We have talked about the impact of light pollution on our ability to see stars and the Milky Way. We have also discussed its impact on our circadian rhythms. Recently, scientists in Great Britain published a report on the relationship between light pollution and the timing of when trees produce their buds. The results of the study suggest that light pollution is causing plants to jump the gun on spring.
The study showed that European ash trees tend to bud five days earlier in bright areas than those in darker areas. Other trees studied, including European sycamores, beech trees, and oaks, had their buds burst seven and a half days earlier under brighter conditions.
The researchers used data collected by citizen scientists over a 12-year period. They combined the tree observations with quantitative data on artificial light compiled under a meteorological satellite program. They also looked at air temperature data looking for other possible causes of early blooming. They were able to determine that there were definite correlations with the presence of artificial light.
Early blooming of trees can have significant effects on the surrounding ecosystem. Altering the plant cycles can throw dormancy out of whack, change growth patterns, and affect when trees drop their leaves and fruit.
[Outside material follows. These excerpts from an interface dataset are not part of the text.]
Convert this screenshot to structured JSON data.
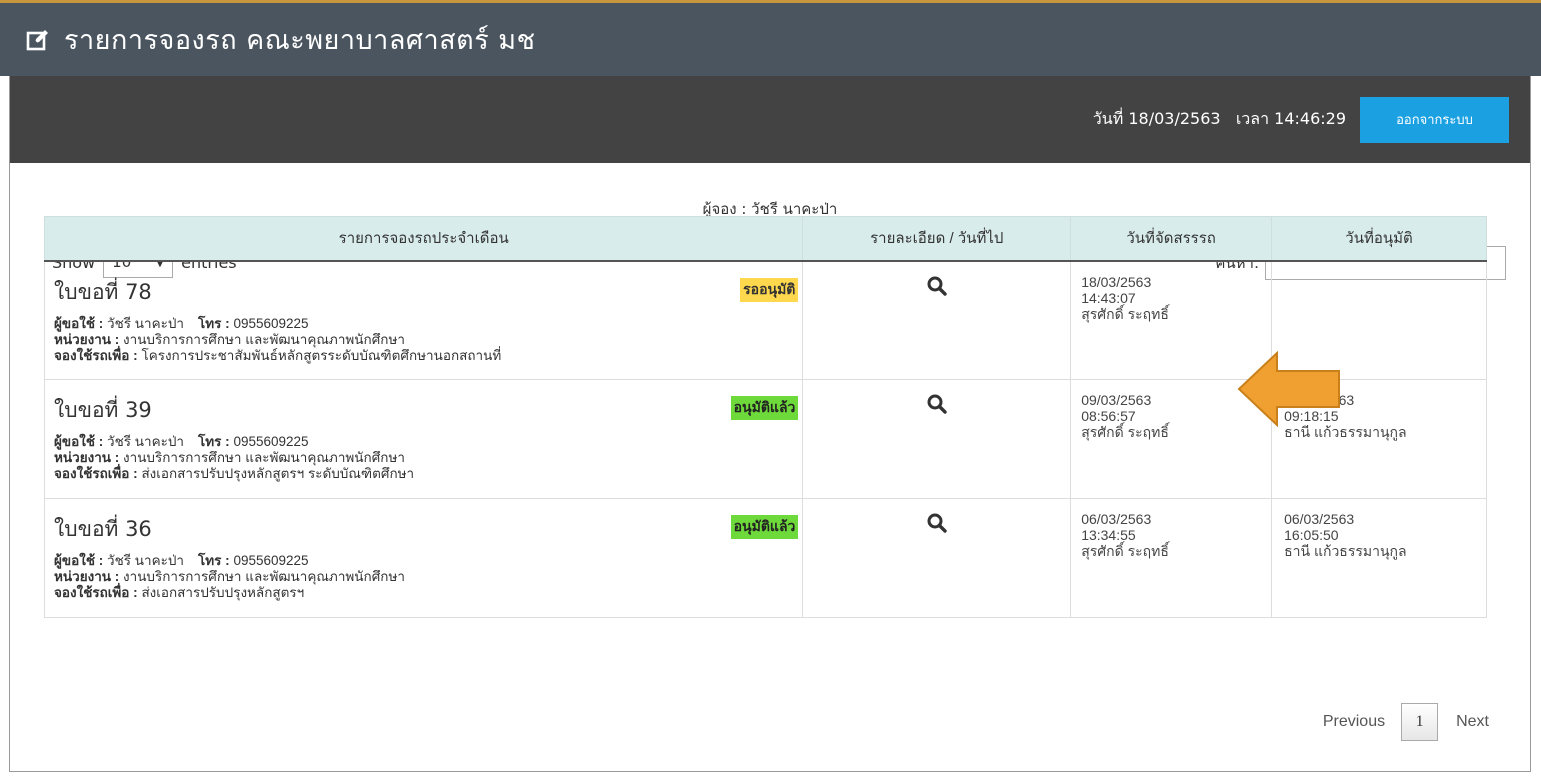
{
  "header": {
    "title": "รายการจองรถ คณะพยาบาลศาสตร์ มช",
    "title_icon": "edit-icon"
  },
  "topbar": {
    "date_time": "วันที่ 18/03/2563   เวลา 14:46:29",
    "logout_label": "ออกจากระบบ"
  },
  "booker": "ผู้จอง : วัชรี นาคะป่า",
  "controls": {
    "show_label": "Show",
    "entries_value": "10",
    "entries_label": "entries",
    "search_label": "ค้นหา:",
    "search_value": ""
  },
  "table": {
    "headers": [
      "รายการจองรถประจำเดือน",
      "รายละเอียด / วันที่ไป",
      "วันที่จัดสรรรถ",
      "วันที่อนุมัติ"
    ],
    "rows": [
      {
        "title": "ใบขอที่ 78",
        "status": "รออนุมัติ",
        "user_label": "ผู้ขอใช้ :",
        "user": "วัชรี นาคะป่า",
        "phone_label": "โทร :",
        "phone": "0955609225",
        "unit_label": "หน่วยงาน :",
        "unit": "งานบริการการศึกษา และพัฒนาคุณภาพนักศึกษา",
        "purpose_label": "จองใช้รถเพื่อ :",
        "purpose": "โครงการประชาสัมพันธ์หลักสูตรระดับบัณฑิตศึกษานอกสถานที่",
        "alloc_date": "18/03/2563",
        "alloc_time": "14:43:07",
        "alloc_by": "สุรศักดิ์ ระฤทธิ์",
        "approve_date": "",
        "approve_time": "",
        "approve_by": ""
      },
      {
        "title": "ใบขอที่ 39",
        "status": "อนุมัติแล้ว",
        "user_label": "ผู้ขอใช้ :",
        "user": "วัชรี นาคะป่า",
        "phone_label": "โทร :",
        "phone": "0955609225",
        "unit_label": "หน่วยงาน :",
        "unit": "งานบริการการศึกษา และพัฒนาคุณภาพนักศึกษา",
        "purpose_label": "จองใช้รถเพื่อ :",
        "purpose": "ส่งเอกสารปรับปรุงหลักสูตรฯ ระดับบัณฑิตศึกษา",
        "alloc_date": "09/03/2563",
        "alloc_time": "08:56:57",
        "alloc_by": "สุรศักดิ์ ระฤทธิ์",
        "approve_date": "09/03/2563",
        "approve_time": "09:18:15",
        "approve_by": "ธานี แก้วธรรมานุกูล"
      },
      {
        "title": "ใบขอที่ 36",
        "status": "อนุมัติแล้ว",
        "user_label": "ผู้ขอใช้ :",
        "user": "วัชรี นาคะป่า",
        "phone_label": "โทร :",
        "phone": "0955609225",
        "unit_label": "หน่วยงาน :",
        "unit": "งานบริการการศึกษา และพัฒนาคุณภาพนักศึกษา",
        "purpose_label": "จองใช้รถเพื่อ :",
        "purpose": "ส่งเอกสารปรับปรุงหลักสูตรฯ",
        "alloc_date": "06/03/2563",
        "alloc_time": "13:34:55",
        "alloc_by": "สุรศักดิ์ ระฤทธิ์",
        "approve_date": "06/03/2563",
        "approve_time": "16:05:50",
        "approve_by": "ธานี แก้วธรรมานุกูล"
      }
    ]
  },
  "pagination": {
    "previous": "Previous",
    "current": "1",
    "next": "Next"
  },
  "colors": {
    "title_bar": "#4a5560",
    "panel_head": "#434343",
    "logout_button": "#1ba1e2",
    "status_pending": "#ffd84d",
    "status_approved": "#6dd93a",
    "header_row": "#d9ecec",
    "annotation_arrow": "#f0a030"
  }
}
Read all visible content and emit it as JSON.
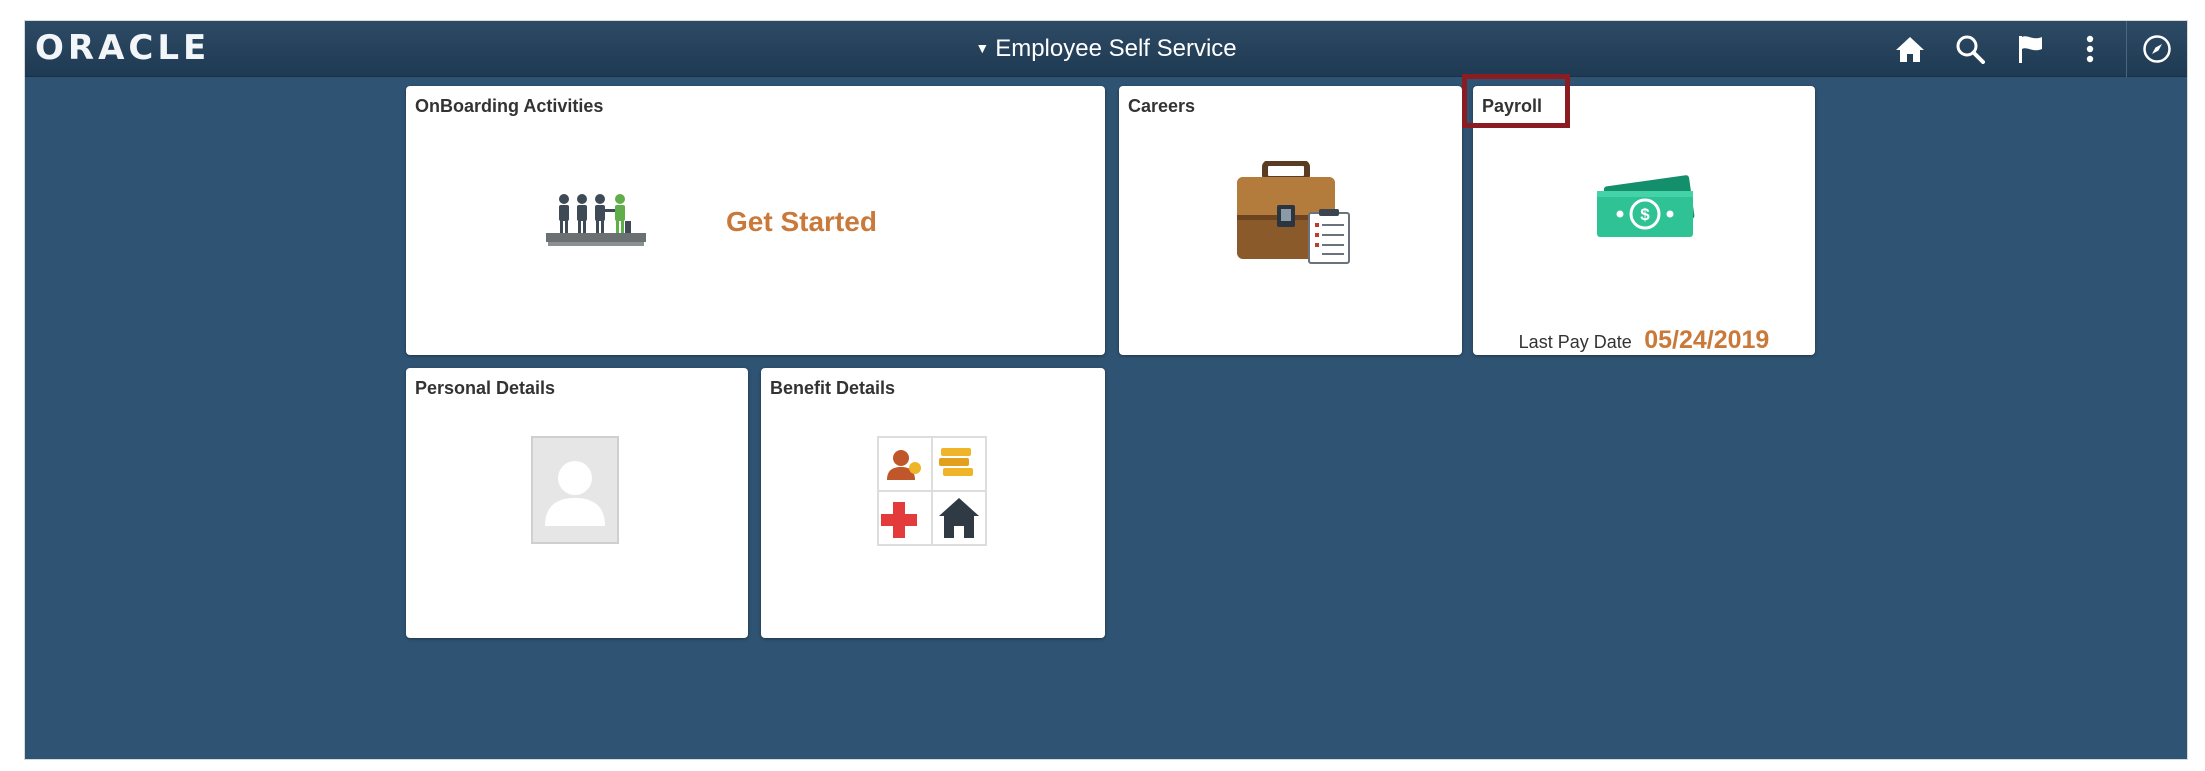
{
  "header": {
    "logo_text": "ORACLE",
    "title": "Employee Self Service",
    "title_caret": "▼",
    "icons": [
      "home-icon",
      "search-icon",
      "flag-icon",
      "more-options-icon",
      "navbar-icon"
    ]
  },
  "tiles": {
    "onboarding": {
      "title": "OnBoarding Activities",
      "action": "Get Started",
      "icon": "onboarding-people-icon"
    },
    "careers": {
      "title": "Careers",
      "icon": "briefcase-icon"
    },
    "payroll": {
      "title": "Payroll",
      "icon": "money-icon",
      "last_pay_label": "Last Pay Date",
      "last_pay_value": "05/24/2019",
      "highlighted": true
    },
    "personal": {
      "title": "Personal Details",
      "icon": "person-placeholder-icon"
    },
    "benefit": {
      "title": "Benefit Details",
      "icon": "benefits-grid-icon"
    }
  },
  "colors": {
    "background": "#2f5372",
    "header": "#1f3a53",
    "accent": "#c97a3a",
    "highlight": "#8a1c22"
  }
}
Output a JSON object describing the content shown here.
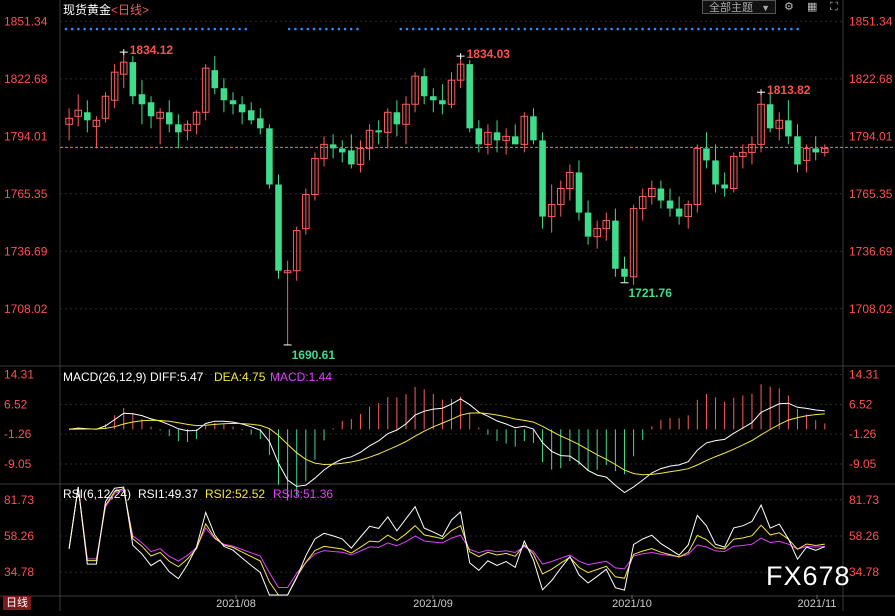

Light pollution can even cause trees to grow in the direction from which artificial light is shining on them.
We already know that light pollution affects wildlife. For example, when moths are drawn toward lights, predators follow and soon the moths get eaten and can’t serve their purposes in their ecosystem. Light pollution is just another way in which we are changing the natural order of things.
Photo, posted February 11, 2013, courtesy of Hernan Pinera via Flickr.